This manifestation of Jesus, let me ask you to remember finally, is not a manifestation on the mount of transfiguration. It is a manifestation which comes along the lowly pathway in the valley. There are people here who do not want me to talk about this. They know all about it. When they tell you that in the midst of their business yesterday they saw the Lord, you smile at them, and the angels smile at you. Get up tomorrow morning to do His bidding. What shall I do tomorrow morning? The thing you were going to do, do it only at His bidding. Go to your office, your business, your workshop because He bids you go. Do not talk any more of the drudgery of it. Cancel the word "commonplace." Keep His commandment. To do that will be to safeguard you in your calling from everything that is low and base, and it will be to transfigure the meanest calling of all into a thing of glory and beauty.
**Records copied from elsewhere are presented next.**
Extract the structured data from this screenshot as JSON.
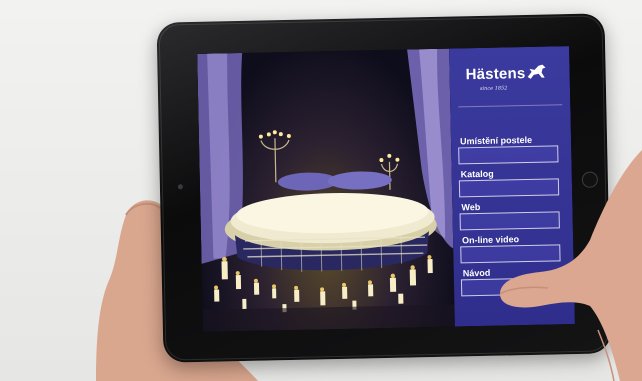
{
  "brand": {
    "name": "Hästens",
    "tagline": "since 1852"
  },
  "menu": {
    "items": [
      {
        "label": "Umístění postele"
      },
      {
        "label": "Katalog"
      },
      {
        "label": "Web"
      },
      {
        "label": "On-line video"
      },
      {
        "label": "Návod"
      }
    ]
  },
  "colors": {
    "panel": "#3b3a9e",
    "tablet": "#111112",
    "backdrop": "#ececeb"
  }
}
In the office, in the home, on the street, in the hospital, amid its pain and fear, do each thing because it is His bidding, and you will see Him in His glory, toiling through your business vocation toward the building of His city, calling to you through the days of suffering for your help, whispering to you in the lonely hour of your watching, "Inasmuch as ye did it unto one of these My brethren, even these least, ye did it unto Me."
Earth's crammed with heaven, And every common bush afire with God; But only he who sees, takes off his shoes-- The rest sit round it and pluck blackberries."
You can see Christ in the street as well as in the sanctuary, on Monday as well as on Sunday. Wherever a soul obeys Him and demonstrates love He answers love with manifestation, and every manifestation leaves its impress upon your brow, its light in your eyes, its elasticity in your step.
So by the commonplace of obedience I climb to the mountain of vision, demonstrating my love by keeping His commandments, seeing Him where I did not dream He could appear.